Problem details:
Each line below must be set down exactly as it stands.

Records from a collection:
══════

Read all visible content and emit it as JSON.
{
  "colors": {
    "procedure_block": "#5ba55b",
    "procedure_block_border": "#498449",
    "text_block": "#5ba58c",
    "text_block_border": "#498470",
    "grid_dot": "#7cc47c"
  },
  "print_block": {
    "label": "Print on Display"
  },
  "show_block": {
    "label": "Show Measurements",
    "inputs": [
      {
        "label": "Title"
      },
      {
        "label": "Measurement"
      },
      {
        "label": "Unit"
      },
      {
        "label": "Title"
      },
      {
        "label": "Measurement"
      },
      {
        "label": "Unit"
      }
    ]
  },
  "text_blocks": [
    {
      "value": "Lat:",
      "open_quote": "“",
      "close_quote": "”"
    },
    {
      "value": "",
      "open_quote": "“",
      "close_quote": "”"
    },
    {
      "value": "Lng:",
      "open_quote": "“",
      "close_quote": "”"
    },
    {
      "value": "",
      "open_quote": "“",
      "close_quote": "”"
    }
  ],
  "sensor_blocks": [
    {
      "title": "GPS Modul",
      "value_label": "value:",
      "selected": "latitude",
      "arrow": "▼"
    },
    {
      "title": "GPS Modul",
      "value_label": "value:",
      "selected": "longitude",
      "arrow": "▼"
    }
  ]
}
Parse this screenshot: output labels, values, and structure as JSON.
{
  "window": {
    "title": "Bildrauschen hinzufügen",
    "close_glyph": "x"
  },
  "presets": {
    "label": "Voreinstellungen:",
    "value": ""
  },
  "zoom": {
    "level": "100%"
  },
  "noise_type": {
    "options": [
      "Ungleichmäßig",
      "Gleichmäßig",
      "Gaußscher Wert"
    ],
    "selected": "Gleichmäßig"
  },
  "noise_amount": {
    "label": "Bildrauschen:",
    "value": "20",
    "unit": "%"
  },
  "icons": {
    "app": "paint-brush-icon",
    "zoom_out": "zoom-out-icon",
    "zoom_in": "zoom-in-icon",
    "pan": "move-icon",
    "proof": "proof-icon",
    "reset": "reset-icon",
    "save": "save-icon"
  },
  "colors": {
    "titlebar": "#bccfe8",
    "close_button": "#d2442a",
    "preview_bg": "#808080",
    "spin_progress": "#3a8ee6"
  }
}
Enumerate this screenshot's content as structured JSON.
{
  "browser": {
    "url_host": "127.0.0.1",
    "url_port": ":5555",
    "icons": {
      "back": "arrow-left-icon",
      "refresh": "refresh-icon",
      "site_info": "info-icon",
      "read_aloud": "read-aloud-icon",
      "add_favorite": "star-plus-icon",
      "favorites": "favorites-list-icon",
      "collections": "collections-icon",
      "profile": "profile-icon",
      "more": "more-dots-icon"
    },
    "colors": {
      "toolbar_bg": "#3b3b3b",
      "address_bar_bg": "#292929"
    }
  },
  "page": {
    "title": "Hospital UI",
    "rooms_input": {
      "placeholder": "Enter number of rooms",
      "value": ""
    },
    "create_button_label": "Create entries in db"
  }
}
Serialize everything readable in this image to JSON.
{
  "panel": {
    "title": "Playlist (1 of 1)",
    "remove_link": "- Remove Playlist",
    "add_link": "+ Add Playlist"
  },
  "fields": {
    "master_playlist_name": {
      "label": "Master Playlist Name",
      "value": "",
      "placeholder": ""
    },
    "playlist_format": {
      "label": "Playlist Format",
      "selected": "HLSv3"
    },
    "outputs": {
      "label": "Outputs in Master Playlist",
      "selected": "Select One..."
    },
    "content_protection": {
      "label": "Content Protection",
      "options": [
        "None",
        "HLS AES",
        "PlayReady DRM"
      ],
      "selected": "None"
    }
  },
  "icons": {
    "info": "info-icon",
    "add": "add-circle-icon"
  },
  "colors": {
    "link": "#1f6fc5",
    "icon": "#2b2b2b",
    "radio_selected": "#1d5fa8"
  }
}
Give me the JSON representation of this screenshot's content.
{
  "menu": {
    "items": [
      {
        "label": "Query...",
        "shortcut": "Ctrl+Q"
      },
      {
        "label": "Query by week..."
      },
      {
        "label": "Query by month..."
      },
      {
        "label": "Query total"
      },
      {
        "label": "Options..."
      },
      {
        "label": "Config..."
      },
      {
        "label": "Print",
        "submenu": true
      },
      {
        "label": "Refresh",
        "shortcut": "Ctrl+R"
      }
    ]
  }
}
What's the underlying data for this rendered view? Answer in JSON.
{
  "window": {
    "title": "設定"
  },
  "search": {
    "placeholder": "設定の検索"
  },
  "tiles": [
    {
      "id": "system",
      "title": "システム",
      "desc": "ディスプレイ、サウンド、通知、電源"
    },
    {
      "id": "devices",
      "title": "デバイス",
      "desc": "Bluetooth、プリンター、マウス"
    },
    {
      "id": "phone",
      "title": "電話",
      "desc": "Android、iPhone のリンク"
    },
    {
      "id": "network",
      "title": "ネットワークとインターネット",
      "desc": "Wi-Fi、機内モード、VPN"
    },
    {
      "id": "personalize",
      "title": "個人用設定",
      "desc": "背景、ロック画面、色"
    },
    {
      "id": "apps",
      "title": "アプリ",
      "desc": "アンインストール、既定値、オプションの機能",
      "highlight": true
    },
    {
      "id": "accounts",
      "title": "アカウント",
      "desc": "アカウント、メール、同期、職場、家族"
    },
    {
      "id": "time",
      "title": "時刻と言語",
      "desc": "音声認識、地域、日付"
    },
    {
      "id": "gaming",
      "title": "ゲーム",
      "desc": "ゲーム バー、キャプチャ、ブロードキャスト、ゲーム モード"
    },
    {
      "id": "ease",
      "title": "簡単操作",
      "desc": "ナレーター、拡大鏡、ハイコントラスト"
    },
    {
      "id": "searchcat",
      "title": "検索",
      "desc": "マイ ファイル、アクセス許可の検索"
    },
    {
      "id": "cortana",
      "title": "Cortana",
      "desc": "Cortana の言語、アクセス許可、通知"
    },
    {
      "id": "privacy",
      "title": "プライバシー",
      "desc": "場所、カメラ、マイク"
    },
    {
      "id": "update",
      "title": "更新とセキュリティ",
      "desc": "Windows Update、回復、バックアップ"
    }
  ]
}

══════

The completed task:
Read all visible content and emit it as JSON.
{
  "colors": {
    "procedure_block": "#5ba55b",
    "procedure_block_border": "#498449",
    "text_block": "#5ba58c",
    "text_block_border": "#498470",
    "grid_dot": "#7cc47c"
  },
  "print_block": {
    "label": "Print on Display"
  },
  "show_block": {
    "label": "Show Measurements",
    "inputs": [
      {
        "label": "Title"
      },
      {
        "label": "Measurement"
      },
      {
        "label": "Unit"
      },
      {
        "label": "Title"
      },
      {
        "label": "Measurement"
      },
      {
        "label": "Unit"
      }
    ]
  },
  "text_blocks": [
    {
      "value": "Lat:",
      "open_quote": "“",
      "close_quote": "”"
    },
    {
      "value": "",
      "open_quote": "“",
      "close_quote": "”"
    },
    {
      "value": "Lng:",
      "open_quote": "“",
      "close_quote": "”"
    },
    {
      "value": "",
      "open_quote": "“",
      "close_quote": "”"
    }
  ],
  "sensor_blocks": [
    {
      "title": "GPS Modul",
      "value_label": "value:",
      "selected": "latitude",
      "arrow": "▼"
    },
    {
      "title": "GPS Modul",
      "value_label": "value:",
      "selected": "longitude",
      "arrow": "▼"
    }
  ]
}
Parse this screenshot: output labels, values, and structure as JSON.
{
  "window": {
    "title": "Bildrauschen hinzufügen",
    "close_glyph": "x"
  },
  "presets": {
    "label": "Voreinstellungen:",
    "value": ""
  },
  "zoom": {
    "level": "100%"
  },
  "noise_type": {
    "options": [
      "Ungleichmäßig",
      "Gleichmäßig",
      "Gaußscher Wert"
    ],
    "selected": "Gleichmäßig"
  },
  "noise_amount": {
    "label": "Bildrauschen:",
    "value": "20",
    "unit": "%"
  },
  "icons": {
    "app": "paint-brush-icon",
    "zoom_out": "zoom-out-icon",
    "zoom_in": "zoom-in-icon",
    "pan": "move-icon",
    "proof": "proof-icon",
    "reset": "reset-icon",
    "save": "save-icon"
  },
  "colors": {
    "titlebar": "#bccfe8",
    "close_button": "#d2442a",
    "preview_bg": "#808080",
    "spin_progress": "#3a8ee6"
  }
}
Enumerate this screenshot's content as structured JSON.
{
  "browser": {
    "url_host": "127.0.0.1",
    "url_port": ":5555",
    "icons": {
      "back": "arrow-left-icon",
      "refresh": "refresh-icon",
      "site_info": "info-icon",
      "read_aloud": "read-aloud-icon",
      "add_favorite": "star-plus-icon",
      "favorites": "favorites-list-icon",
      "collections": "collections-icon",
      "profile": "profile-icon",
      "more": "more-dots-icon"
    },
    "colors": {
      "toolbar_bg": "#3b3b3b",
      "address_bar_bg": "#292929"
    }
  },
  "page": {
    "title": "Hospital UI",
    "rooms_input": {
      "placeholder": "Enter number of rooms",
      "value": ""
    },
    "create_button_label": "Create entries in db"
  }
}
Serialize everything readable in this image to JSON.
{
  "panel": {
    "title": "Playlist (1 of 1)",
    "remove_link": "- Remove Playlist",
    "add_link": "+ Add Playlist"
  },
  "fields": {
    "master_playlist_name": {
      "label": "Master Playlist Name",
      "value": "",
      "placeholder": ""
    },
    "playlist_format": {
      "label": "Playlist Format",
      "selected": "HLSv3"
    },
    "outputs": {
      "label": "Outputs in Master Playlist",
      "selected": "Select One..."
    },
    "content_protection": {
      "label": "Content Protection",
      "options": [
        "None",
        "HLS AES",
        "PlayReady DRM"
      ],
      "selected": "None"
    }
  },
  "icons": {
    "info": "info-icon",
    "add": "add-circle-icon"
  },
  "colors": {
    "link": "#1f6fc5",
    "icon": "#2b2b2b",
    "radio_selected": "#1d5fa8"
  }
}
Give me the JSON representation of this screenshot's content.
{
  "menu": {
    "items": [
      {
        "label": "Query...",
        "shortcut": "Ctrl+Q"
      },
      {
        "label": "Query by week..."
      },
      {
        "label": "Query by month..."
      },
      {
        "label": "Query total"
      },
      {
        "label": "Options..."
      },
      {
        "label": "Config..."
      },
      {
        "label": "Print",
        "submenu": true
      },
      {
        "label": "Refresh",
        "shortcut": "Ctrl+R"
      }
    ]
  }
}
What's the underlying data for this rendered view? Answer in JSON.
{
  "window": {
    "title": "設定"
  },
  "search": {
    "placeholder": "設定の検索"
  },
  "tiles": [
    {
      "id": "system",
      "title": "システム",
      "desc": "ディスプレイ、サウンド、通知、電源"
    },
    {
      "id": "devices",
      "title": "デバイス",
      "desc": "Bluetooth、プリンター、マウス"
    },
    {
      "id": "phone",
      "title": "電話",
      "desc": "Android、iPhone のリンク"
    },
    {
      "id": "network",
      "title": "ネットワークとインターネット",
      "desc": "Wi-Fi、機内モード、VPN"
    },
    {
      "id": "personalize",
      "title": "個人用設定",
      "desc": "背景、ロック画面、色"
    },
    {
      "id": "apps",
      "title": "アプリ",
      "desc": "アンインストール、既定値、オプションの機能",
      "highlight": true
    },
    {
      "id": "accounts",
      "title": "アカウント",
      "desc": "アカウント、メール、同期、職場、家族"
    },
    {
      "id": "time",
      "title": "時刻と言語",
      "desc": "音声認識、地域、日付"
    },
    {
      "id": "gaming",
      "title": "ゲーム",
      "desc": "ゲーム バー、キャプチャ、ブロードキャスト、ゲーム モード"
    },
    {
      "id": "ease",
      "title": "簡単操作",
      "desc": "ナレーター、拡大鏡、ハイコントラスト"
    },
    {
      "id": "searchcat",
      "title": "検索",
      "desc": "マイ ファイル、アクセス許可の検索"
    },
    {
      "id": "cortana",
      "title": "Cortana",
      "desc": "Cortana の言語、アクセス許可、通知"
    },
    {
      "id": "privacy",
      "title": "プライバシー",
      "desc": "場所、カメラ、マイク"
    },
    {
      "id": "update",
      "title": "更新とセキュリティ",
      "desc": "Windows Update、回復、バックアップ"
    }
  ]
}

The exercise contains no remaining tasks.